● **Required action**
Across the entries that follow, count each line holding "Doupé" and state the total alone.

(Beginning of Data supplied)

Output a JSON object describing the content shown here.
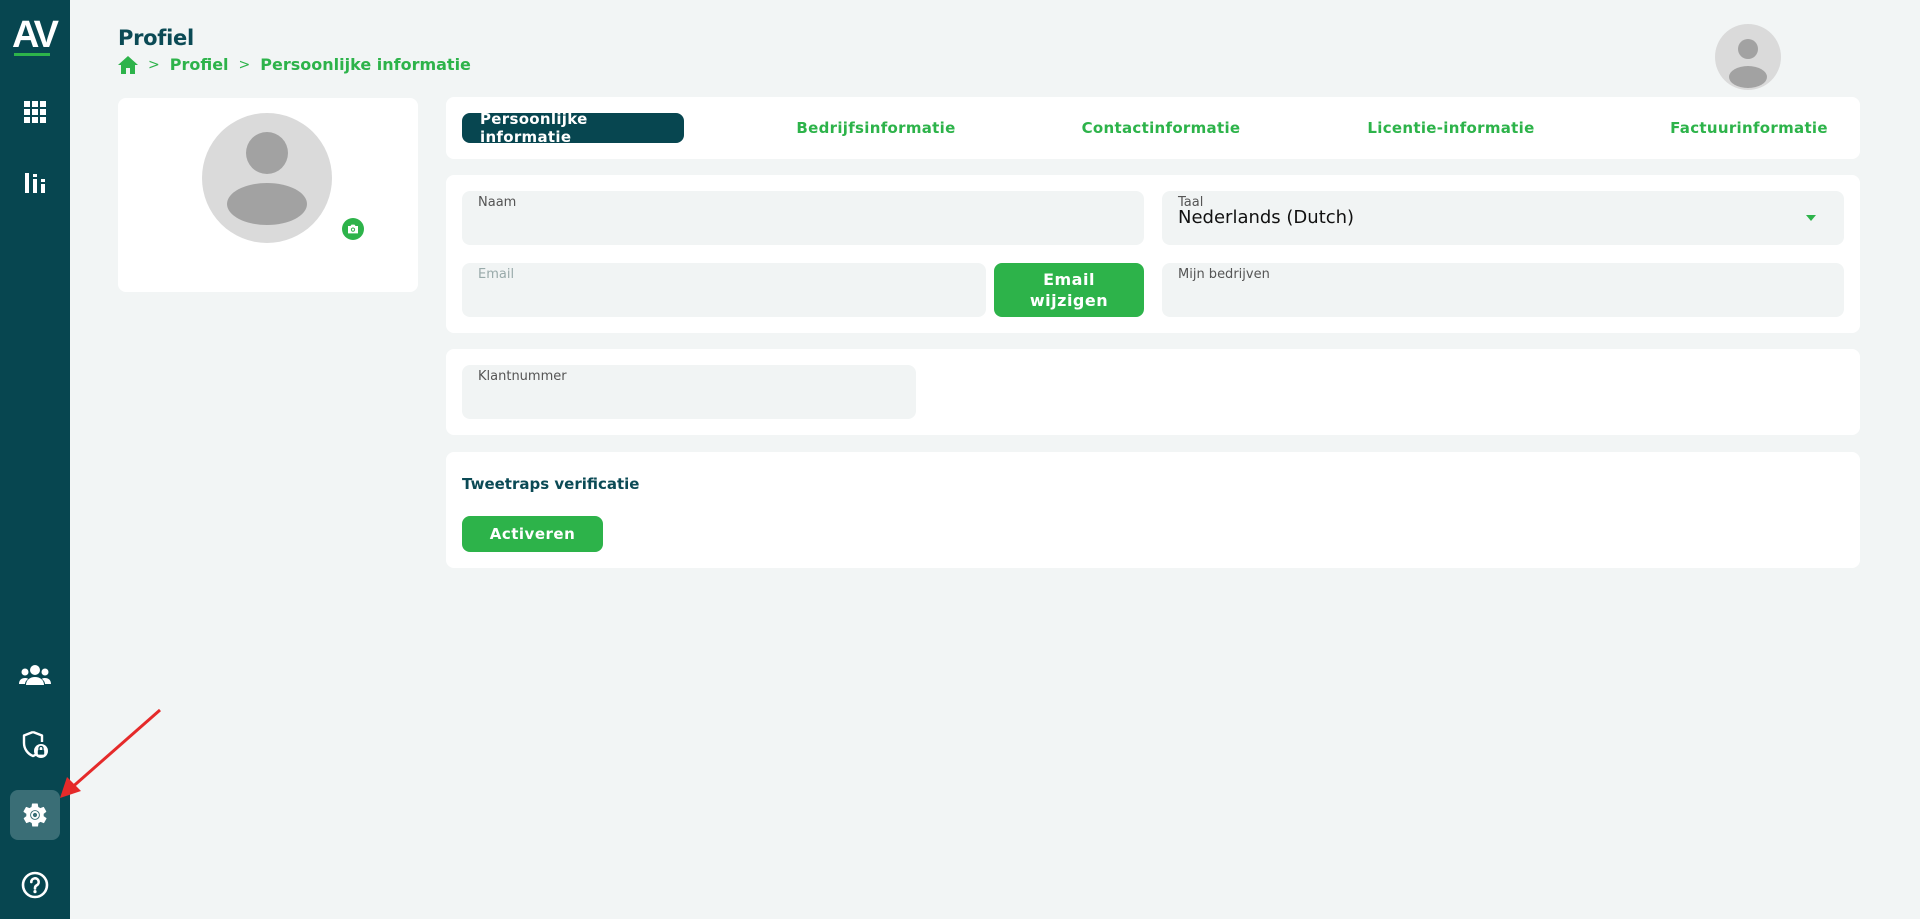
{
  "brand": {
    "logo_text": "AV",
    "accent": "#2db34a",
    "dark": "#074650"
  },
  "sidebar": {
    "items": [
      {
        "name": "apps-grid-icon"
      },
      {
        "name": "bar-chart-icon"
      },
      {
        "name": "users-group-icon"
      },
      {
        "name": "shield-lock-icon"
      },
      {
        "name": "gear-icon",
        "active": true
      },
      {
        "name": "help-icon"
      }
    ]
  },
  "header": {
    "title": "Profiel",
    "breadcrumb": {
      "separator": ">",
      "items": [
        "Profiel",
        "Persoonlijke informatie"
      ]
    }
  },
  "tabs": [
    {
      "label": "Persoonlijke informatie",
      "active": true
    },
    {
      "label": "Bedrijfsinformatie"
    },
    {
      "label": "Contactinformatie"
    },
    {
      "label": "Licentie-informatie"
    },
    {
      "label": "Factuurinformatie"
    }
  ],
  "form": {
    "name_label": "Naam",
    "name_value": "",
    "language_label": "Taal",
    "language_value": "Nederlands (Dutch)",
    "email_label": "Email",
    "email_value": "",
    "email_button": "Email wijzigen",
    "companies_label": "Mijn bedrijven",
    "companies_value": "",
    "customer_number_label": "Klantnummer",
    "customer_number_value": ""
  },
  "two_factor": {
    "title": "Tweetraps verificatie",
    "button": "Activeren"
  }
}
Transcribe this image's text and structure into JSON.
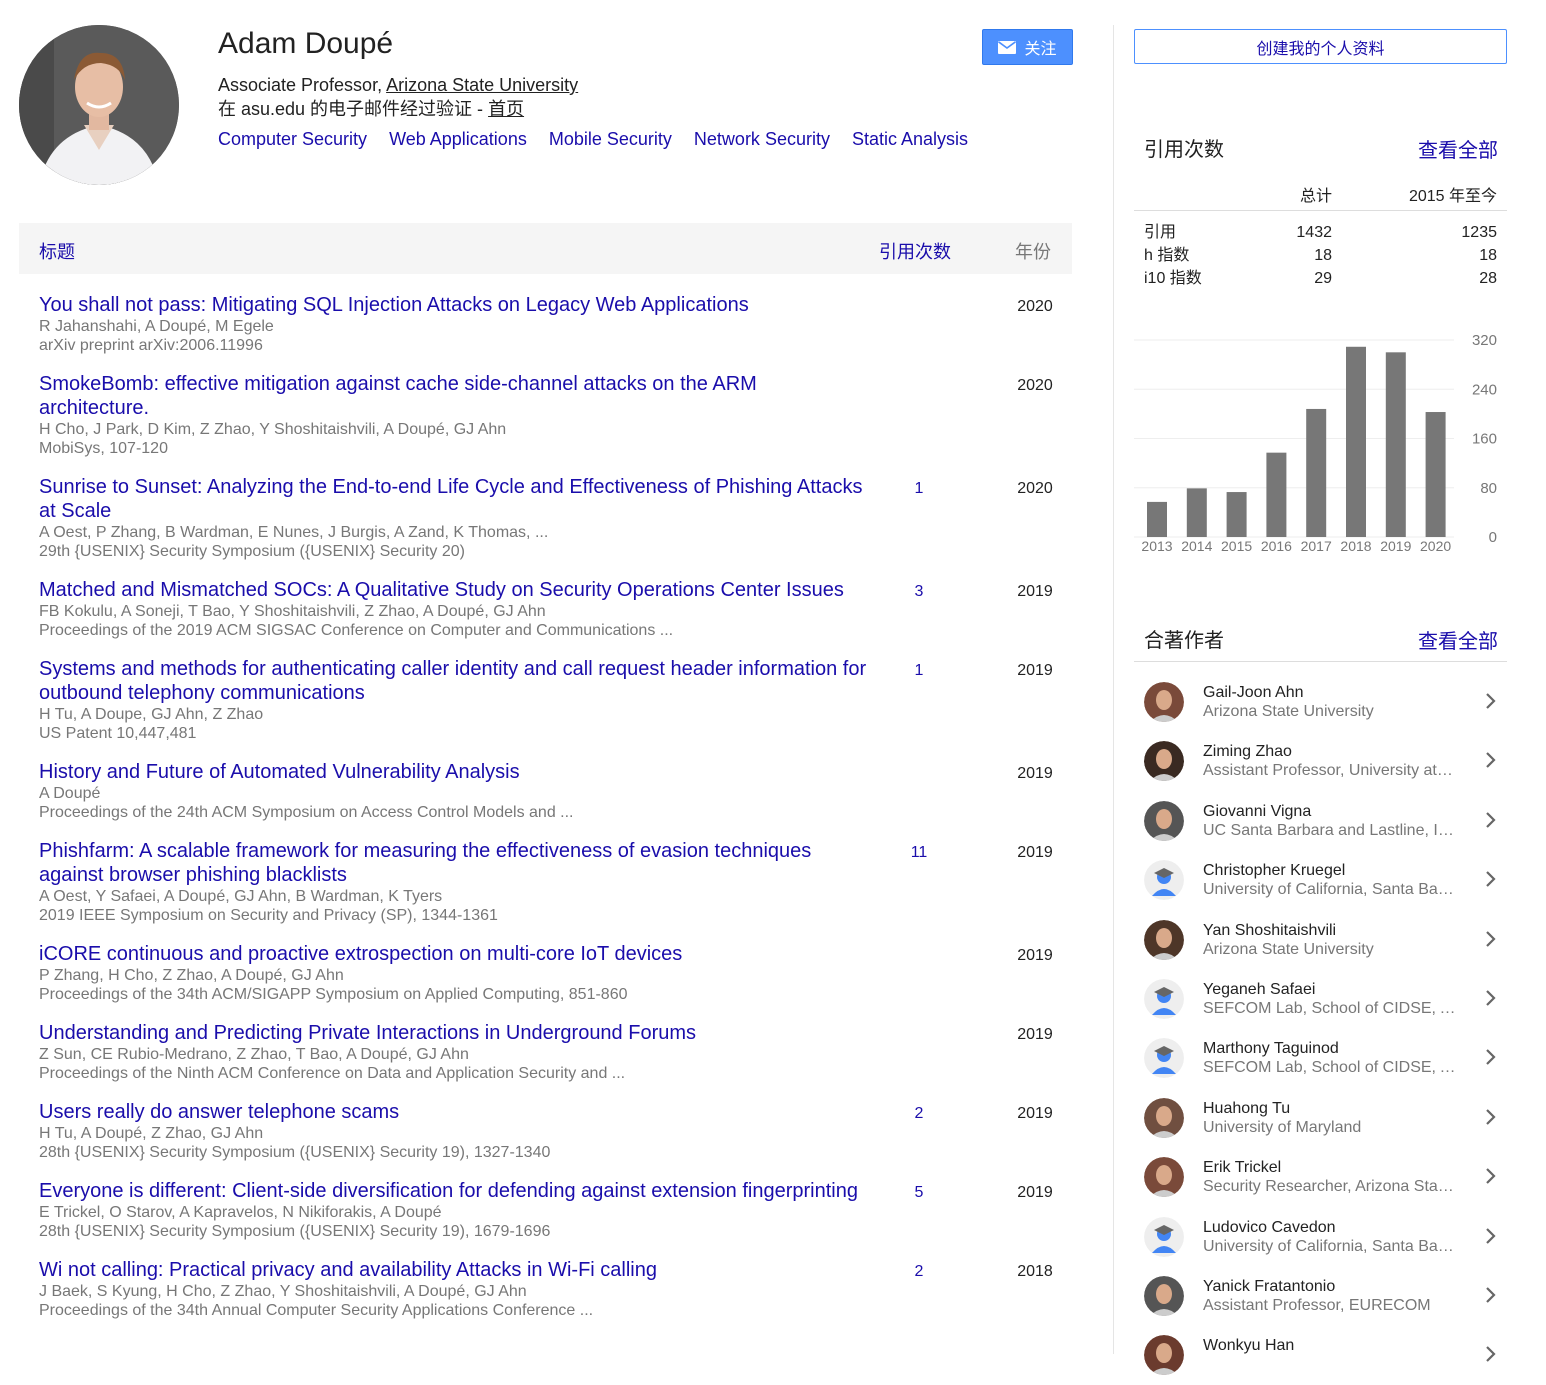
{
  "profile": {
    "name": "Adam Doupé",
    "affiliation_prefix": "Associate Professor, ",
    "affiliation_link": "Arizona State University",
    "email_text": "在 asu.edu 的电子邮件经过验证 - ",
    "homepage_link": "首页",
    "interests": [
      "Computer Security",
      "Web Applications",
      "Mobile Security",
      "Network Security",
      "Static Analysis"
    ],
    "follow_label": "关注"
  },
  "table": {
    "col_title": "标题",
    "col_cites": "引用次数",
    "col_year": "年份",
    "rows": [
      {
        "title": "You shall not pass: Mitigating SQL Injection Attacks on Legacy Web Applications",
        "authors": "R Jahanshahi, A Doupé, M Egele",
        "venue": "arXiv preprint arXiv:2006.11996",
        "cites": "",
        "year": "2020"
      },
      {
        "title": "SmokeBomb: effective mitigation against cache side-channel attacks on the ARM architecture.",
        "authors": "H Cho, J Park, D Kim, Z Zhao, Y Shoshitaishvili, A Doupé, GJ Ahn",
        "venue": "MobiSys, 107-120",
        "cites": "",
        "year": "2020"
      },
      {
        "title": "Sunrise to Sunset: Analyzing the End-to-end Life Cycle and Effectiveness of Phishing Attacks at Scale",
        "authors": "A Oest, P Zhang, B Wardman, E Nunes, J Burgis, A Zand, K Thomas, ...",
        "venue": "29th {USENIX} Security Symposium ({USENIX} Security 20)",
        "cites": "1",
        "year": "2020"
      },
      {
        "title": "Matched and Mismatched SOCs: A Qualitative Study on Security Operations Center Issues",
        "authors": "FB Kokulu, A Soneji, T Bao, Y Shoshitaishvili, Z Zhao, A Doupé, GJ Ahn",
        "venue": "Proceedings of the 2019 ACM SIGSAC Conference on Computer and Communications ...",
        "cites": "3",
        "year": "2019"
      },
      {
        "title": "Systems and methods for authenticating caller identity and call request header information for outbound telephony communications",
        "authors": "H Tu, A Doupe, GJ Ahn, Z Zhao",
        "venue": "US Patent 10,447,481",
        "cites": "1",
        "year": "2019"
      },
      {
        "title": "History and Future of Automated Vulnerability Analysis",
        "authors": "A Doupé",
        "venue": "Proceedings of the 24th ACM Symposium on Access Control Models and ...",
        "cites": "",
        "year": "2019"
      },
      {
        "title": "Phishfarm: A scalable framework for measuring the effectiveness of evasion techniques against browser phishing blacklists",
        "authors": "A Oest, Y Safaei, A Doupé, GJ Ahn, B Wardman, K Tyers",
        "venue": "2019 IEEE Symposium on Security and Privacy (SP), 1344-1361",
        "cites": "11",
        "year": "2019"
      },
      {
        "title": "iCORE continuous and proactive extrospection on multi-core IoT devices",
        "authors": "P Zhang, H Cho, Z Zhao, A Doupé, GJ Ahn",
        "venue": "Proceedings of the 34th ACM/SIGAPP Symposium on Applied Computing, 851-860",
        "cites": "",
        "year": "2019"
      },
      {
        "title": "Understanding and Predicting Private Interactions in Underground Forums",
        "authors": "Z Sun, CE Rubio-Medrano, Z Zhao, T Bao, A Doupé, GJ Ahn",
        "venue": "Proceedings of the Ninth ACM Conference on Data and Application Security and ...",
        "cites": "",
        "year": "2019"
      },
      {
        "title": "Users really do answer telephone scams",
        "authors": "H Tu, A Doupé, Z Zhao, GJ Ahn",
        "venue": "28th {USENIX} Security Symposium ({USENIX} Security 19), 1327-1340",
        "cites": "2",
        "year": "2019"
      },
      {
        "title": "Everyone is different: Client-side diversification for defending against extension fingerprinting",
        "authors": "E Trickel, O Starov, A Kapravelos, N Nikiforakis, A Doupé",
        "venue": "28th {USENIX} Security Symposium ({USENIX} Security 19), 1679-1696",
        "cites": "5",
        "year": "2019"
      },
      {
        "title": "Wi not calling: Practical privacy and availability Attacks in Wi-Fi calling",
        "authors": "J Baek, S Kyung, H Cho, Z Zhao, Y Shoshitaishvili, A Doupé, GJ Ahn",
        "venue": "Proceedings of the 34th Annual Computer Security Applications Conference ...",
        "cites": "2",
        "year": "2018"
      }
    ]
  },
  "sidebar": {
    "create_profile_label": "创建我的个人资料",
    "citations_title": "引用次数",
    "see_all_label": "查看全部",
    "col_total": "总计",
    "col_since": "2015 年至今",
    "stats": [
      {
        "label": "引用",
        "total": "1432",
        "since": "1235"
      },
      {
        "label": "h 指数",
        "total": "18",
        "since": "18"
      },
      {
        "label": "i10 指数",
        "total": "29",
        "since": "28"
      }
    ],
    "coauthors_title": "合著作者",
    "coauthors": [
      {
        "name": "Gail-Joon Ahn",
        "affiliation": "Arizona State University",
        "avatar": "photo"
      },
      {
        "name": "Ziming Zhao",
        "affiliation": "Assistant Professor, University at Buffalo",
        "avatar": "photo"
      },
      {
        "name": "Giovanni Vigna",
        "affiliation": "UC Santa Barbara and Lastline, Inc.",
        "avatar": "photo"
      },
      {
        "name": "Christopher Kruegel",
        "affiliation": "University of California, Santa Barbara",
        "avatar": "placeholder"
      },
      {
        "name": "Yan Shoshitaishvili",
        "affiliation": "Arizona State University",
        "avatar": "photo"
      },
      {
        "name": "Yeganeh Safaei",
        "affiliation": "SEFCOM Lab, School of CIDSE, Arizona State University",
        "avatar": "placeholder"
      },
      {
        "name": "Marthony Taguinod",
        "affiliation": "SEFCOM Lab, School of CIDSE, Arizona State University",
        "avatar": "placeholder"
      },
      {
        "name": "Huahong Tu",
        "affiliation": "University of Maryland",
        "avatar": "photo"
      },
      {
        "name": "Erik Trickel",
        "affiliation": "Security Researcher, Arizona State University",
        "avatar": "photo"
      },
      {
        "name": "Ludovico Cavedon",
        "affiliation": "University of California, Santa Barbara",
        "avatar": "placeholder"
      },
      {
        "name": "Yanick Fratantonio",
        "affiliation": "Assistant Professor, EURECOM",
        "avatar": "photo"
      },
      {
        "name": "Wonkyu Han",
        "affiliation": "",
        "avatar": "photo"
      }
    ]
  },
  "chart_data": {
    "type": "bar",
    "categories": [
      "2013",
      "2014",
      "2015",
      "2016",
      "2017",
      "2018",
      "2019",
      "2020"
    ],
    "values": [
      57,
      79,
      73,
      137,
      208,
      309,
      300,
      203
    ],
    "ylim": [
      0,
      320
    ],
    "yticks": [
      "0",
      "80",
      "160",
      "240",
      "320"
    ],
    "bar_color": "#777777",
    "grid": true
  },
  "colors": {
    "link": "#1a0dab",
    "accent": "#4d90fe",
    "muted": "#777777"
  }
}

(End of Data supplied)

● **Solution below**
11